Please read the records below and return each line holding the string "Paste".
╭─ Materials provided
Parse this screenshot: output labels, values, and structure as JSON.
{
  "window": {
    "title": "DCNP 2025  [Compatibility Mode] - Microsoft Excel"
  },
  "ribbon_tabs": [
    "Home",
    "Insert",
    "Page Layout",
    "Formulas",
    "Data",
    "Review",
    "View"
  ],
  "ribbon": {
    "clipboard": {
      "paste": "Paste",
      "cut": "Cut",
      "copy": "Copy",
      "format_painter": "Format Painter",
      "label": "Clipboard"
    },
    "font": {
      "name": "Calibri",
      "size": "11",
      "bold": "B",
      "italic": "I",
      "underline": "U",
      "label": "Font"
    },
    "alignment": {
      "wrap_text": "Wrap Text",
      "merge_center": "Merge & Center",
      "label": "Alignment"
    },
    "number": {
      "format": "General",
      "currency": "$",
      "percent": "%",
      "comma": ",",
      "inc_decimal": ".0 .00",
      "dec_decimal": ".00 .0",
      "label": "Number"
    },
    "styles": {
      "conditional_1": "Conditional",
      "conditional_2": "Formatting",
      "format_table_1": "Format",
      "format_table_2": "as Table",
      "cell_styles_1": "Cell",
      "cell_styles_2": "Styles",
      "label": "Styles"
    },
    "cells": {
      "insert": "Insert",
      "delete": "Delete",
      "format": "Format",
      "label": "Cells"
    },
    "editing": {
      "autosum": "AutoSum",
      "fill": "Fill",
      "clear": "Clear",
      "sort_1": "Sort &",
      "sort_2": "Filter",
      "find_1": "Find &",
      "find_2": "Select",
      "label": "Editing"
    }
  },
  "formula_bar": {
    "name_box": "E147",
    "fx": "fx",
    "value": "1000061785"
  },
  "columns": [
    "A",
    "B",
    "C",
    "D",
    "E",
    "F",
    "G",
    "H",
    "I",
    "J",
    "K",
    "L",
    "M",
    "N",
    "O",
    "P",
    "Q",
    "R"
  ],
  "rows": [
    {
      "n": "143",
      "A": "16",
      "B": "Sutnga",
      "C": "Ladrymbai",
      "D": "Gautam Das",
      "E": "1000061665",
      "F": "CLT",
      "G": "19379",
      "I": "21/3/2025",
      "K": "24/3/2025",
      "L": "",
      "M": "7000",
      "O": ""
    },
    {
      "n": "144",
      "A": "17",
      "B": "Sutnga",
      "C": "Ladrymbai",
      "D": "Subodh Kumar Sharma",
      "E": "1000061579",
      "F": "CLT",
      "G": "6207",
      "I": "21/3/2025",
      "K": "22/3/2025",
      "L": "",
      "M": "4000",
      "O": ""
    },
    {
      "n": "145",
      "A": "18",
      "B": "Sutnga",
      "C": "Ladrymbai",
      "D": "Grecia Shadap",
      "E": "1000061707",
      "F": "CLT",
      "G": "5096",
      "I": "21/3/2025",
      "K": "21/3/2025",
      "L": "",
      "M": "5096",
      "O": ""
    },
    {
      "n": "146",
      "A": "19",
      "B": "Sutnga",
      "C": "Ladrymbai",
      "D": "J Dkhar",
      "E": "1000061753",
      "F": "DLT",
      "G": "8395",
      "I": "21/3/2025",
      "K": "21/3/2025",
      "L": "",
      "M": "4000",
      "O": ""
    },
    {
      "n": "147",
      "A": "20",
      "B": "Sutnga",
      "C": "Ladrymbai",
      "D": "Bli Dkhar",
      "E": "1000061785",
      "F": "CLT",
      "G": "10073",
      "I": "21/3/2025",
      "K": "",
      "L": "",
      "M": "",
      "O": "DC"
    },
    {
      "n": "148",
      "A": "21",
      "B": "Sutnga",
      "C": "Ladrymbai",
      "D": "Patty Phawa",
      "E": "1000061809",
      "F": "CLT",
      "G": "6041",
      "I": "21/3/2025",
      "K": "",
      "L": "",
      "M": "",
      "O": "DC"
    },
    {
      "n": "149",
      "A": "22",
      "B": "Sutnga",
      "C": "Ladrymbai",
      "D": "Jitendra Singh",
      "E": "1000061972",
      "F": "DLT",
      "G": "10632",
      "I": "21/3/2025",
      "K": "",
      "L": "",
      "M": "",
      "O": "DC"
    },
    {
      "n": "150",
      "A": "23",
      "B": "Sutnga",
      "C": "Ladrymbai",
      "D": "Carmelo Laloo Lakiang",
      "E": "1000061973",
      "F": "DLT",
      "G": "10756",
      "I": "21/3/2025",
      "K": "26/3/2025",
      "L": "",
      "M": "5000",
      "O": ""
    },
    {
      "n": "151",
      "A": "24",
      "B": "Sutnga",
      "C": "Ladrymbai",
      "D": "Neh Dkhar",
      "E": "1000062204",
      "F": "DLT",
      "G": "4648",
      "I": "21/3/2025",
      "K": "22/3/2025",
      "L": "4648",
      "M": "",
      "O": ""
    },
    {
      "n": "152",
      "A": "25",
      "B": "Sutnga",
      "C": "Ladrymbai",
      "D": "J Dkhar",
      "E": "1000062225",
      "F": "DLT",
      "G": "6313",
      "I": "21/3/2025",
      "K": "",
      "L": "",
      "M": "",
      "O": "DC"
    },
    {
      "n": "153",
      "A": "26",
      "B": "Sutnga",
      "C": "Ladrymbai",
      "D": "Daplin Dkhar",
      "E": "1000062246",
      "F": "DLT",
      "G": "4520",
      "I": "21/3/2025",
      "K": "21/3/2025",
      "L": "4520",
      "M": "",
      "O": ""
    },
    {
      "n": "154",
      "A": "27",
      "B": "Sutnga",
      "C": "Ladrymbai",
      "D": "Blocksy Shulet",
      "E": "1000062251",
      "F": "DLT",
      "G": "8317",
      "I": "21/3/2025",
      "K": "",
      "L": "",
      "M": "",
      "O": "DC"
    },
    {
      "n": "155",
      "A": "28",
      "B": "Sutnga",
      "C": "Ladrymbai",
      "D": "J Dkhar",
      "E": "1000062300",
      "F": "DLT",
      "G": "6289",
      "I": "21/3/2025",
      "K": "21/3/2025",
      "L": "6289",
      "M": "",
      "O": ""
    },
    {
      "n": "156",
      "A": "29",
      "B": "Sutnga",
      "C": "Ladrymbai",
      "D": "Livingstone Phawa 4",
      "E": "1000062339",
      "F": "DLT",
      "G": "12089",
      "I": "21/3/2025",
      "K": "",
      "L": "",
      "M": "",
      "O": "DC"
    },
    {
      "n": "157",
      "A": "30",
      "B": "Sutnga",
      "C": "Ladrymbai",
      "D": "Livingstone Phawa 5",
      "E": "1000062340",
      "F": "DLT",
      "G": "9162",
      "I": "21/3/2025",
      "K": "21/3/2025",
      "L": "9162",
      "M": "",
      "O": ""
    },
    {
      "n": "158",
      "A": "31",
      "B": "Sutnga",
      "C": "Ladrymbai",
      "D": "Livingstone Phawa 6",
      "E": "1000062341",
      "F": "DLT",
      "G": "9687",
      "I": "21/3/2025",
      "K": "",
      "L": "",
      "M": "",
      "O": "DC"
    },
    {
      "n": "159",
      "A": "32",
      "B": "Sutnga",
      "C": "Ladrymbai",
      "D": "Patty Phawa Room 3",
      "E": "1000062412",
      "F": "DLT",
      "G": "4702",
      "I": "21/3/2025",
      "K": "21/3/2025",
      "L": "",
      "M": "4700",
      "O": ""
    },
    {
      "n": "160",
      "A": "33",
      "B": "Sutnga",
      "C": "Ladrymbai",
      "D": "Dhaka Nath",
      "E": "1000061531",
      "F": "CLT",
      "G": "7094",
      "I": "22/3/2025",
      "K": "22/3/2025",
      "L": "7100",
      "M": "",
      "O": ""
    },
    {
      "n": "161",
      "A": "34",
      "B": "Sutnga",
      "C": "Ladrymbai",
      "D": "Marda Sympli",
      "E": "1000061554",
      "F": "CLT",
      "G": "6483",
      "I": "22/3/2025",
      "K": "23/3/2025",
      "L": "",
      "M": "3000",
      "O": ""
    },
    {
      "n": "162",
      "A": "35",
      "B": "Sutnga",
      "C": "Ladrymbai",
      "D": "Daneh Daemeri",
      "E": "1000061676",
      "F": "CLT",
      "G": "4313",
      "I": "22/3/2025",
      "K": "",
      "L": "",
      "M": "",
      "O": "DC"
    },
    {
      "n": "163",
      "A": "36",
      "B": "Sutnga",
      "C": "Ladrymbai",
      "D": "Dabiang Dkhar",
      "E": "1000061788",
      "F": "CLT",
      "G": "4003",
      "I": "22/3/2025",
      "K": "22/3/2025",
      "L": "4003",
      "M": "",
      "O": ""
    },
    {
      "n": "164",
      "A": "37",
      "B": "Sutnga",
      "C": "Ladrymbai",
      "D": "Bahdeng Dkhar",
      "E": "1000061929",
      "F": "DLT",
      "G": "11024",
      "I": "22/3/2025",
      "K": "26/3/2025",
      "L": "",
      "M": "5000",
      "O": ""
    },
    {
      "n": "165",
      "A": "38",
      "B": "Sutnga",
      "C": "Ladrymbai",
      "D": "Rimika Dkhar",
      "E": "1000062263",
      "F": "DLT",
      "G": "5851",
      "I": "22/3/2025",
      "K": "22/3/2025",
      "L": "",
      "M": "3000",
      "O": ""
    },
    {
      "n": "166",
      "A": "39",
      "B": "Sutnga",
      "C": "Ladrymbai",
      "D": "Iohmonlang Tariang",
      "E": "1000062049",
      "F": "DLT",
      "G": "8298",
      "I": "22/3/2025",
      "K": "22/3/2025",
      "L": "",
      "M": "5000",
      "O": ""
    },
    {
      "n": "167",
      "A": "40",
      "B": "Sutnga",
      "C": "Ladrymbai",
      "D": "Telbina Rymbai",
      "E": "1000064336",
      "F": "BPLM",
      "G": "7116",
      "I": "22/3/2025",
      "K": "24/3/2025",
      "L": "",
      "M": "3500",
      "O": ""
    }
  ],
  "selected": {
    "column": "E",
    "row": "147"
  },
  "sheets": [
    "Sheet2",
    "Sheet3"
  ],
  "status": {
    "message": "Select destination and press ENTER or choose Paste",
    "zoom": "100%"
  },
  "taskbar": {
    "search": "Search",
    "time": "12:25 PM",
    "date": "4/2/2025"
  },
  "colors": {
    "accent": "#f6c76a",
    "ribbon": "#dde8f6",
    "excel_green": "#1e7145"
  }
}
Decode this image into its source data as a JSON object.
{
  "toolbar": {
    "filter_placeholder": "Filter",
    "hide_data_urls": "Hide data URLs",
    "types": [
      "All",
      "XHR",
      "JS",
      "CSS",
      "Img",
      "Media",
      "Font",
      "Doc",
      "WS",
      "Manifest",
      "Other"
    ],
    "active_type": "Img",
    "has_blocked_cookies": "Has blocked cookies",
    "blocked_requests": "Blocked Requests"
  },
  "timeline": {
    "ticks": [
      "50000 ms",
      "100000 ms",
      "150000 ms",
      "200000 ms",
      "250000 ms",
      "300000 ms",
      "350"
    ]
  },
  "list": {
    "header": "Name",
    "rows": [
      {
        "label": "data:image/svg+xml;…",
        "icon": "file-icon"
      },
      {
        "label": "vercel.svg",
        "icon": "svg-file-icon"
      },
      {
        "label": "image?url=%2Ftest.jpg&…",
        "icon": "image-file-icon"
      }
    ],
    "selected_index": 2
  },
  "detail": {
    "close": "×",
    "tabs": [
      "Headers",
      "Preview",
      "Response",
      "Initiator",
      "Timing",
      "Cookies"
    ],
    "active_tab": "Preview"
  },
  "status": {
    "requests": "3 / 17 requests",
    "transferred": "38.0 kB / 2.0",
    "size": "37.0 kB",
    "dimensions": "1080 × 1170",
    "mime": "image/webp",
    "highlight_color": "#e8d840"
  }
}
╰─
• [Solved problem]:
      "paste": "Paste",
    "message": "Select destination and press ENTER or choose Paste",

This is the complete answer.